For the last decade or so there has been an assumption that anything done in the past in ministry to children or teens no longer has value in this modern, technology obsessed age. While some aspects of ministry past and present aren’t effective, not everything done in the past has no value. In fact, technology has given some time worn oldies new value.
Here are a few of our favorites you may want to consider bringing back into your ministries to children and teens.
- Snail mail. When was the last time you got a real letter in the mail? It was probably your birthday. Because “real” mail is so rare, receiving a fun note or postcard in the mail will most likely be greeted with even more excitement than in the past. The added advantage is that physical mail is more likely to be saved and reread over and over again – rather than being buried in emails or texts.
- Home and school visits. Granted the school visits may require a written permission from the parents of your students and it may be more difficult to catch your students at home, but it can be done. If not, consider attending one of their events, games or performances. Nothing shows how much you care more than taking the time and effort to spend time with your Bible students on their “home turf”. With more and more young people having few meaningful interactions with adults, showing you care can signal you are also an adult willing to listen and help.
- Paper Bibles. Many schools are switching back to paper books.

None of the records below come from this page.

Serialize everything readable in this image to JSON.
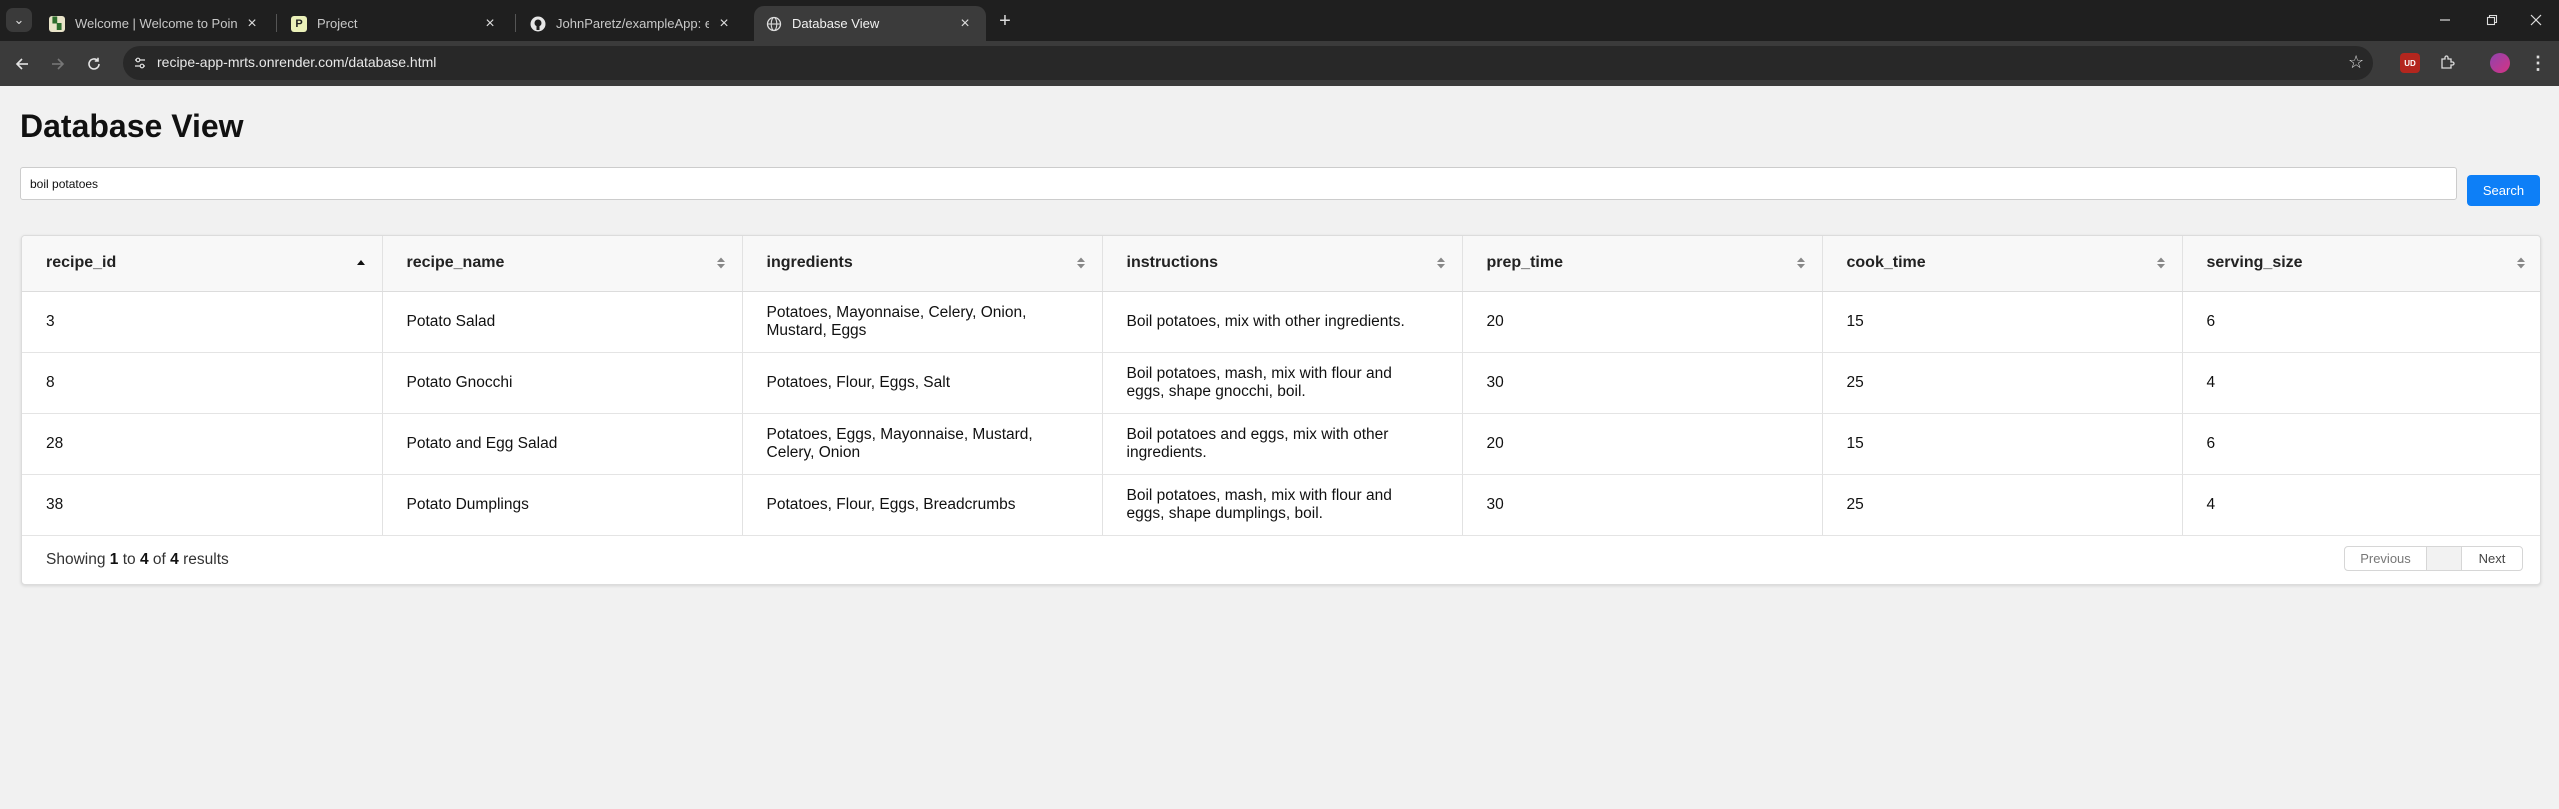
{
  "browser": {
    "tabs": [
      {
        "title": "Welcome | Welcome to PointWi",
        "favicon": "pointwise-favicon",
        "close": "×"
      },
      {
        "title": "Project",
        "favicon": "p-favicon",
        "close": "×"
      },
      {
        "title": "JohnParetz/exampleApp: example",
        "favicon": "github-favicon",
        "close": "×"
      },
      {
        "title": "Database View",
        "favicon": "globe-favicon",
        "close": "×"
      }
    ],
    "new_tab": "+",
    "url": "recipe-app-mrts.onrender.com/database.html",
    "extension_badge": "UD"
  },
  "page": {
    "title": "Database View",
    "search": {
      "value": "boil potatoes",
      "button": "Search"
    },
    "table": {
      "columns": [
        "recipe_id",
        "recipe_name",
        "ingredients",
        "instructions",
        "prep_time",
        "cook_time",
        "serving_size"
      ],
      "sorted_column": "recipe_id",
      "sort_direction": "ascending",
      "rows": [
        [
          "3",
          "Potato Salad",
          "Potatoes, Mayonnaise, Celery, Onion, Mustard, Eggs",
          "Boil potatoes, mix with other ingredients.",
          "20",
          "15",
          "6"
        ],
        [
          "8",
          "Potato Gnocchi",
          "Potatoes, Flour, Eggs, Salt",
          "Boil potatoes, mash, mix with flour and eggs, shape gnocchi, boil.",
          "30",
          "25",
          "4"
        ],
        [
          "28",
          "Potato and Egg Salad",
          "Potatoes, Eggs, Mayonnaise, Mustard, Celery, Onion",
          "Boil potatoes and eggs, mix with other ingredients.",
          "20",
          "15",
          "6"
        ],
        [
          "38",
          "Potato Dumplings",
          "Potatoes, Flour, Eggs, Breadcrumbs",
          "Boil potatoes, mash, mix with flour and eggs, shape dumplings, boil.",
          "30",
          "25",
          "4"
        ]
      ]
    },
    "footer": {
      "showing": "Showing",
      "from": "1",
      "to_word": "to",
      "to": "4",
      "of_word": "of",
      "total": "4",
      "results_word": "results"
    },
    "pagination": {
      "previous": "Previous",
      "page": "",
      "next": "Next"
    }
  },
  "colors": {
    "accent": "#0d7ff7",
    "page_bg": "#f1f1f1",
    "chrome_bg": "#1f1f1f"
  }
}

Studies are showing it’s easier to remember material studied in a paper book versus an ebook. Bible apps have some advantages, but every child and teen should own a personal paper Bible.
- Tactile lesson “visual aids”. The move towards tech means that many Bible lessons have either become high tech, multi media or dependent upon story telling only. Many young people are touch deprived (some are also deprived of learning from other senses like smell and taste). Bring in items connected to the Bible lesson that they can touch, taste and smell. They will give them important input to make understanding easier.
- Hands-on activities. This has always been a weak spot in many Bible classes for children and teens (who are often denied any activities at all), but it is getting worse. We aren’t talking about silly games or fancy crafts with no educational value. Children need meaningful art and other hands-on activities that give them an opportunity to interact with physical things in the “real world”. Interestingly, children and teens are often so deprived of these activities that even older teens get excited by activities that would have been considered “too young” for them in the past. We have hundreds of free activity ideas on our website. http://teachonereachone.org/activity-ideas/
How many of these have you eliminated over the last few years? It may be time to bring them back and make your ministry more effective.